The women’s Tour will be revived next year with an eight-stage race that winds through northern France, starting on the Champs-Elysées on July 24, more than three decades since the event was last held in 1989.
The route will combine a mix of gravel sections, unpaved roads and two mountain stages, with the final day finishing on the Super Planche des Belles Filles in north east France – a notoriously difficult climb that first featured in the men's Tour in 2019.
In a sign that organisers are keen to push the boundaries of female cycling, riders will face a unique 175km stage on day five, which exceeds the maximum stage distance of 160km that women are permitted to ride at WorldTour level unless with special dispensation.
“It is a key indicator that the sport is still progressing as we are now able to compete in the most well-known bike race in the world,” said Trek-Segafredo rider Deignan, who won the inaugural women’s Paris-Roubaix earlier this month. “Each stage is dynamic, different and interesting. There are so many challenges thrown into just eight days of racing!
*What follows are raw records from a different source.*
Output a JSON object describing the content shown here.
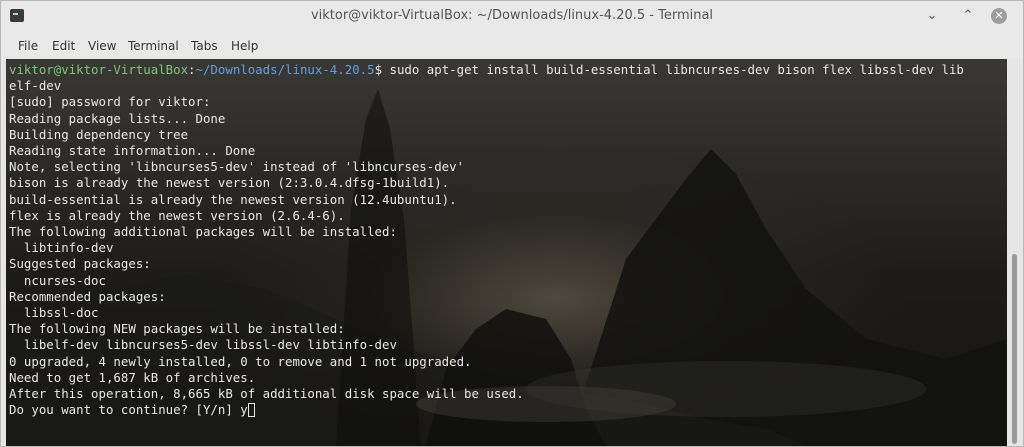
{
  "window": {
    "title": "viktor@viktor-VirtualBox: ~/Downloads/linux-4.20.5 - Terminal",
    "minimize_glyph": "⌄",
    "maximize_glyph": "⌃",
    "close_glyph": "✕"
  },
  "menu": [
    "File",
    "Edit",
    "View",
    "Terminal",
    "Tabs",
    "Help"
  ],
  "terminal": {
    "prompt_user": "viktor@viktor-VirtualBox",
    "prompt_sep": ":",
    "prompt_path": "~/Downloads/linux-4.20.5",
    "prompt_symbol": "$",
    "command": " sudo apt-get install build-essential libncurses-dev bison flex libssl-dev lib",
    "lines": [
      "elf-dev",
      "[sudo] password for viktor:",
      "Reading package lists... Done",
      "Building dependency tree",
      "Reading state information... Done",
      "Note, selecting 'libncurses5-dev' instead of 'libncurses-dev'",
      "bison is already the newest version (2:3.0.4.dfsg-1build1).",
      "build-essential is already the newest version (12.4ubuntu1).",
      "flex is already the newest version (2.6.4-6).",
      "The following additional packages will be installed:",
      "  libtinfo-dev",
      "Suggested packages:",
      "  ncurses-doc",
      "Recommended packages:",
      "  libssl-doc",
      "The following NEW packages will be installed:",
      "  libelf-dev libncurses5-dev libssl-dev libtinfo-dev",
      "0 upgraded, 4 newly installed, 0 to remove and 1 not upgraded.",
      "Need to get 1,687 kB of archives.",
      "After this operation, 8,665 kB of additional disk space will be used."
    ],
    "last_line": "Do you want to continue? [Y/n] y"
  },
  "colors": {
    "prompt_user": "#78c878",
    "prompt_path": "#5f9ee0",
    "text": "#e8e8e8"
  },
  "icons": [
    "terminal-app-icon",
    "minimize-icon",
    "maximize-icon",
    "close-icon",
    "cursor-block"
  ]
}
“The inclusion of a stage with gravel sectors will mean it’s likely to be a complete rider who wins the Tour de France Femmes – but I expect the first yellow jersey to go to a sprinter, but then also to change hands many times along the way which will be exciting for the fans.”
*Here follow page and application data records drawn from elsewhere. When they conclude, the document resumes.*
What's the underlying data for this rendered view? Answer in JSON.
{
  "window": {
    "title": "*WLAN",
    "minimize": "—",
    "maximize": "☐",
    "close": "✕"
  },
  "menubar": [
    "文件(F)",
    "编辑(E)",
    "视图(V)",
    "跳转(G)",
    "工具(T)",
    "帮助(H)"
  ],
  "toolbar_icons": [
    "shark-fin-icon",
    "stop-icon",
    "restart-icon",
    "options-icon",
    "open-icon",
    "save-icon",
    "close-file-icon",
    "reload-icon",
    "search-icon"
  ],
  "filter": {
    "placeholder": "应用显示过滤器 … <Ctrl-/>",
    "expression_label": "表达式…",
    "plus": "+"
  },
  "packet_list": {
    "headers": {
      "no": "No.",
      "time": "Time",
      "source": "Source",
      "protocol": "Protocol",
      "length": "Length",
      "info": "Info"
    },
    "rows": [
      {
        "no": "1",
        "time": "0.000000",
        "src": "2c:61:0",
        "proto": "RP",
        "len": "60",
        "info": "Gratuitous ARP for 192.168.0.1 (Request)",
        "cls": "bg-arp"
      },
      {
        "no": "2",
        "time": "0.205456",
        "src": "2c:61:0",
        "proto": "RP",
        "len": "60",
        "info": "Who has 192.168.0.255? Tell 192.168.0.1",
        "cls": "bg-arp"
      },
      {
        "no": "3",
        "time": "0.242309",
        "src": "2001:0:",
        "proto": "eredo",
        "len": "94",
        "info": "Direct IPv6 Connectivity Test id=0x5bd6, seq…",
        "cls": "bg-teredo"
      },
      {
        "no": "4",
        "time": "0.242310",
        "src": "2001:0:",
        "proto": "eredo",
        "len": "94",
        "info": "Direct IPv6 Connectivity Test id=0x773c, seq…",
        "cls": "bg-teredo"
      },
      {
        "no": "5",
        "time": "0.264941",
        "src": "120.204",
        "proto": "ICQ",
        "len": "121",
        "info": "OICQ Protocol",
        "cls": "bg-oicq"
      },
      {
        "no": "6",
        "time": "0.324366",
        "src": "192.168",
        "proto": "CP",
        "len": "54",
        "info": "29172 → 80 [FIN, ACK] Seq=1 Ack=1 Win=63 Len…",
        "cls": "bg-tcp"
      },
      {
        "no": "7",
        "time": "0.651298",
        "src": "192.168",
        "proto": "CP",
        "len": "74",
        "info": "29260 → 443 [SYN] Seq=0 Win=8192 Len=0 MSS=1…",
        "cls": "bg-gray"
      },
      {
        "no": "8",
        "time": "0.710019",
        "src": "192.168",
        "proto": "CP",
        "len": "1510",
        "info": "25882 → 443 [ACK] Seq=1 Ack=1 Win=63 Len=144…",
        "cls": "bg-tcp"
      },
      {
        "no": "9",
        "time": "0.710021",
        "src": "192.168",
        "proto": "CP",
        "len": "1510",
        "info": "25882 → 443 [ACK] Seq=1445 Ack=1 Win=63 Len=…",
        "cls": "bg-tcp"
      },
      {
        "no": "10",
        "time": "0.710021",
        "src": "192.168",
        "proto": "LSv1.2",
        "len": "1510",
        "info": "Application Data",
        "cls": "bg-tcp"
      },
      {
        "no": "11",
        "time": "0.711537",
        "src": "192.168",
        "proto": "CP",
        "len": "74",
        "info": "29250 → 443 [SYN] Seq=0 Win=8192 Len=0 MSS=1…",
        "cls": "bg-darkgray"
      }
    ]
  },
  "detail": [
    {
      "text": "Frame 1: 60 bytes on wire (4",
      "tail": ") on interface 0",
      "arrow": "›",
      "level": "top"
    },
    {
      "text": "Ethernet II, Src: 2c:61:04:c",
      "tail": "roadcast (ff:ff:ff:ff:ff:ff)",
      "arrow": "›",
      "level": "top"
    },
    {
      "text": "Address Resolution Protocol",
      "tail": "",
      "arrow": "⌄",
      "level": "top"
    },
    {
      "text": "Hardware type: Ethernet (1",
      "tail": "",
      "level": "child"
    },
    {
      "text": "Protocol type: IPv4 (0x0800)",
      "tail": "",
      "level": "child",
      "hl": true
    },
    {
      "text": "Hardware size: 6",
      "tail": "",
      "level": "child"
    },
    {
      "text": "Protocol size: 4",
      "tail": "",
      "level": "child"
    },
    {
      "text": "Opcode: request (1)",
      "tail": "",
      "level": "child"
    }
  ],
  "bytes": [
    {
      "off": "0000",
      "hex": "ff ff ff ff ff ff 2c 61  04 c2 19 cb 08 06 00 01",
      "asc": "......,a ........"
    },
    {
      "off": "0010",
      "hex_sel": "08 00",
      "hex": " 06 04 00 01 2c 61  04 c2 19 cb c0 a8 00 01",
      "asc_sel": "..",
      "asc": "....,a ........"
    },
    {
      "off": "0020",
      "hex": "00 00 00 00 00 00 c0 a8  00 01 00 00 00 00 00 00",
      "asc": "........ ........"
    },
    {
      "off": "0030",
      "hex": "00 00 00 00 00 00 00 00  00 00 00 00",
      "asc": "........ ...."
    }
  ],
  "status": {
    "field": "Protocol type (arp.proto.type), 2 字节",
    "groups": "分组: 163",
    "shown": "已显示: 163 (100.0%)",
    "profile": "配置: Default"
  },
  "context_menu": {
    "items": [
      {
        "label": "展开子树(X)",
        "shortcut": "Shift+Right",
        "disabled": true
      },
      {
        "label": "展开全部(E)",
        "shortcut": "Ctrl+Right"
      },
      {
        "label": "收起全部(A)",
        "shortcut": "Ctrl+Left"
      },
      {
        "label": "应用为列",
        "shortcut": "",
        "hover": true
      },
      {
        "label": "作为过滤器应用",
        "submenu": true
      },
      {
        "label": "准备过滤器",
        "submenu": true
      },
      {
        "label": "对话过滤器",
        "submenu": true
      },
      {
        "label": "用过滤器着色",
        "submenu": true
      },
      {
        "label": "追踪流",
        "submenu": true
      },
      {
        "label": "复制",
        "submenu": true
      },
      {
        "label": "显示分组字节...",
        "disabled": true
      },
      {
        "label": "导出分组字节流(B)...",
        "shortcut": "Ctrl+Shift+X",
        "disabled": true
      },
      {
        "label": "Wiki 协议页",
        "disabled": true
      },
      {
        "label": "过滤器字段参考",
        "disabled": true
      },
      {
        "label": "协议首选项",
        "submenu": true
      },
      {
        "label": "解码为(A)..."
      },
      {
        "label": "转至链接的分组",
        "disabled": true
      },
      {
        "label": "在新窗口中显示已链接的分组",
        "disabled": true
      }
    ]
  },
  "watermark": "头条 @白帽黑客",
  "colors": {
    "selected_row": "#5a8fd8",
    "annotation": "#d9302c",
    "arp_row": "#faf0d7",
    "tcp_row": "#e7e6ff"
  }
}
The women's version will start on the same day the 109th edition of the men's Tour ends and is scheduled two weeks after the longest women's race on the calendar, the Giro Donne (July 1-10).
More than 300 towns apply and pay to host a stage of the men's Tour every year, but race director Christian Prudhomme conceded he had been forced to approach candidates himself for the women's edition. “The biggest challenge is to broadcast the race. I think we've done a good job, with the race starting the same day as the men's race ends in Paris," said Prudhomme.
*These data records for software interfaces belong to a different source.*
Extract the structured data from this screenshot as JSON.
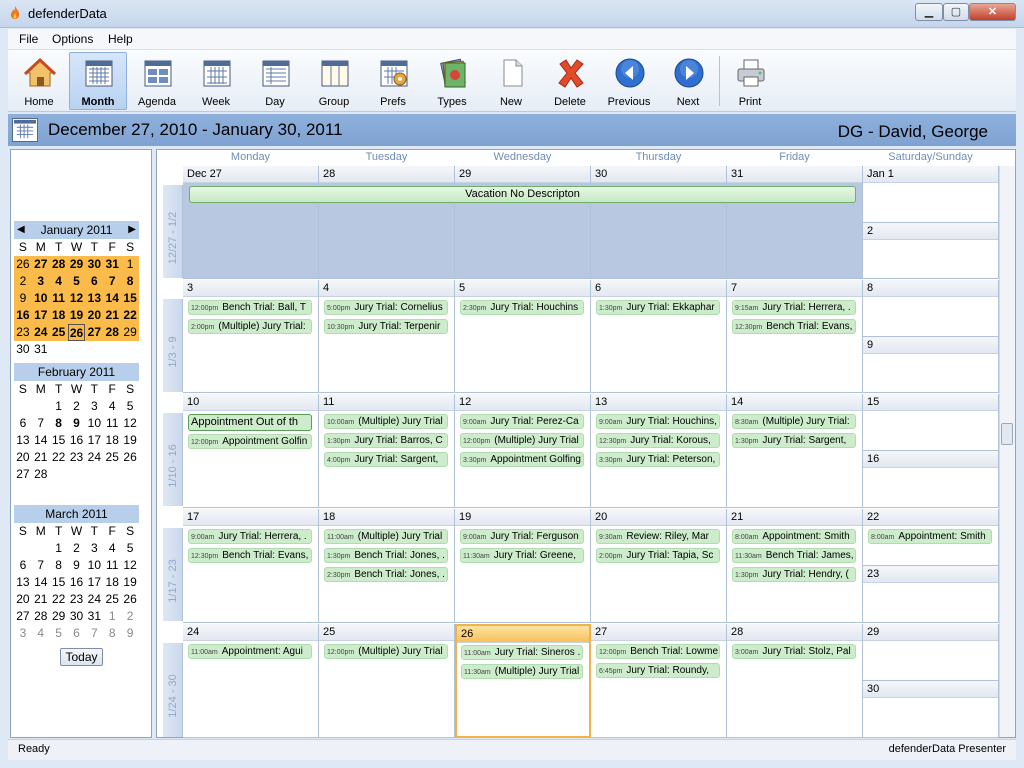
{
  "window": {
    "title": "defenderData",
    "min_label": "▁",
    "max_label": "▢",
    "close_label": "✕"
  },
  "menu": {
    "file": "File",
    "options": "Options",
    "help": "Help"
  },
  "toolbar": {
    "home": "Home",
    "month": "Month",
    "agenda": "Agenda",
    "week": "Week",
    "day": "Day",
    "group": "Group",
    "prefs": "Prefs",
    "types": "Types",
    "new": "New",
    "delete": "Delete",
    "previous": "Previous",
    "next": "Next",
    "print": "Print"
  },
  "header": {
    "date_range": "December 27, 2010 - January 30, 2011",
    "person": "DG - David, George"
  },
  "minicals": {
    "jan": {
      "title": "January 2011",
      "prev_icon": "triangle-left",
      "next_icon": "triangle-right"
    },
    "feb": {
      "title": "February 2011"
    },
    "mar": {
      "title": "March 2011"
    },
    "dow": [
      "S",
      "M",
      "T",
      "W",
      "T",
      "F",
      "S"
    ],
    "today_button": "Today"
  },
  "day_headers": [
    "Monday",
    "Tuesday",
    "Wednesday",
    "Thursday",
    "Friday",
    "Saturday/Sunday"
  ],
  "weeks": [
    {
      "label": "12/27 - 1/2",
      "days": [
        "Dec 27",
        "28",
        "29",
        "30",
        "31"
      ],
      "sat": "Jan 1",
      "sun": "2"
    },
    {
      "label": "1/3 - 9",
      "days": [
        "3",
        "4",
        "5",
        "6",
        "7"
      ],
      "sat": "8",
      "sun": "9"
    },
    {
      "label": "1/10 - 16",
      "days": [
        "10",
        "11",
        "12",
        "13",
        "14"
      ],
      "sat": "15",
      "sun": "16"
    },
    {
      "label": "1/17 - 23",
      "days": [
        "17",
        "18",
        "19",
        "20",
        "21"
      ],
      "sat": "22",
      "sun": "23"
    },
    {
      "label": "1/24 - 30",
      "days": [
        "24",
        "25",
        "26",
        "27",
        "28"
      ],
      "sat": "29",
      "sun": "30"
    }
  ],
  "vacation": "Vacation No Descripton",
  "appointments": {
    "w1": {
      "mon": [
        {
          "time": "12:00pm",
          "text": "Bench Trial: Ball, T"
        },
        {
          "time": "2:00pm",
          "text": "(Multiple) Jury Trial:"
        }
      ],
      "tue": [
        {
          "time": "5:00pm",
          "text": "Jury Trial: Cornelius"
        },
        {
          "time": "10:30pm",
          "text": "Jury Trial: Terpenir"
        }
      ],
      "wed": [
        {
          "time": "2:30pm",
          "text": "Jury Trial: Houchins"
        }
      ],
      "thu": [
        {
          "time": "1:30pm",
          "text": "Jury Trial: Ekkaphar"
        }
      ],
      "fri": [
        {
          "time": "9:15am",
          "text": "Jury Trial: Herrera, ."
        },
        {
          "time": "12:30pm",
          "text": "Bench Trial: Evans,"
        }
      ]
    },
    "w2": {
      "mon": [
        {
          "text": "Appointment Out of th"
        },
        {
          "time": "12:00pm",
          "text": "Appointment Golfin"
        }
      ],
      "tue": [
        {
          "time": "10:00am",
          "text": "(Multiple) Jury Trial"
        },
        {
          "time": "1:30pm",
          "text": "Jury Trial: Barros, C"
        },
        {
          "time": "4:00pm",
          "text": "Jury Trial: Sargent,"
        }
      ],
      "wed": [
        {
          "time": "9:00am",
          "text": "Jury Trial: Perez-Ca"
        },
        {
          "time": "12:00pm",
          "text": "(Multiple) Jury Trial"
        },
        {
          "time": "3:30pm",
          "text": "Appointment Golfing"
        }
      ],
      "thu": [
        {
          "time": "9:00am",
          "text": "Jury Trial: Houchins,"
        },
        {
          "time": "12:30pm",
          "text": "Jury Trial: Korous,"
        },
        {
          "time": "3:30pm",
          "text": "Jury Trial: Peterson,"
        }
      ],
      "fri": [
        {
          "time": "8:30am",
          "text": "(Multiple) Jury Trial:"
        },
        {
          "time": "1:30pm",
          "text": "Jury Trial: Sargent,"
        }
      ]
    },
    "w3": {
      "mon": [
        {
          "time": "9:00am",
          "text": "Jury Trial: Herrera, ."
        },
        {
          "time": "12:30pm",
          "text": "Bench Trial: Evans, ."
        }
      ],
      "tue": [
        {
          "time": "11:00am",
          "text": "(Multiple) Jury Trial"
        },
        {
          "time": "1:30pm",
          "text": "Bench Trial: Jones, ."
        },
        {
          "time": "2:30pm",
          "text": "Bench Trial: Jones, ."
        }
      ],
      "wed": [
        {
          "time": "9:00am",
          "text": "Jury Trial: Ferguson"
        },
        {
          "time": "11:30am",
          "text": "Jury Trial: Greene,"
        }
      ],
      "thu": [
        {
          "time": "9:30am",
          "text": "Review: Riley, Mar"
        },
        {
          "time": "2:00pm",
          "text": "Jury Trial: Tapia, Sc"
        }
      ],
      "fri": [
        {
          "time": "8:00am",
          "text": "Appointment: Smith"
        },
        {
          "time": "11:30am",
          "text": "Bench Trial: James,"
        },
        {
          "time": "1:30pm",
          "text": "Jury Trial: Hendry, ("
        }
      ],
      "sat": [
        {
          "time": "8:00am",
          "text": "Appointment: Smith"
        }
      ]
    },
    "w4": {
      "mon": [
        {
          "time": "11:00am",
          "text": "Appointment: Agui"
        }
      ],
      "tue": [
        {
          "time": "12:00pm",
          "text": "(Multiple) Jury Trial"
        }
      ],
      "wed": [
        {
          "time": "11:00am",
          "text": "Jury Trial: Sineros ."
        },
        {
          "time": "11:30am",
          "text": "(Multiple) Jury Trial"
        }
      ],
      "thu": [
        {
          "time": "12:00pm",
          "text": "Bench Trial: Lowme"
        },
        {
          "time": "6:45pm",
          "text": "Jury Trial: Roundy,"
        }
      ],
      "fri": [
        {
          "time": "3:00am",
          "text": "Jury Trial: Stolz, Pal"
        }
      ]
    }
  },
  "status": {
    "left": "Ready",
    "right": "defenderData Presenter"
  }
}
Zwift, the global online fitness platform, has already come on board as title sponsors of the event, which will be broadcast in 170 countries, contrary to the 190 countries where the men’s Tour is televised. "The goal is to organise a race that will stay, that will still exist in 100 years, that I can watch when I'm old and using a walker," added 60-year-old Prudhomme.
Meanwhile, the men’s Tour will start with a 13-kilometre time trial in Copenhagen, Denmark with the first week featuring a stage over the cobblestones in northern France, then a brief trip into Belgium, Luxembourg and Switzerland.The final week features two brutal summit finishes at Peyragudes and Hautacam before a 40km time trial on the penultimate stage and the traditional finale in Paris.
Two-time Tour champion Tadej Pogacar, who is the favourite to defend his title next year, has already underlined his intent to follow the women’s race, saying: "Probably when I finish my Tour, I'm going in a camper to see the women's Tour. It's a historic moment for cycling, it's going to be a great event."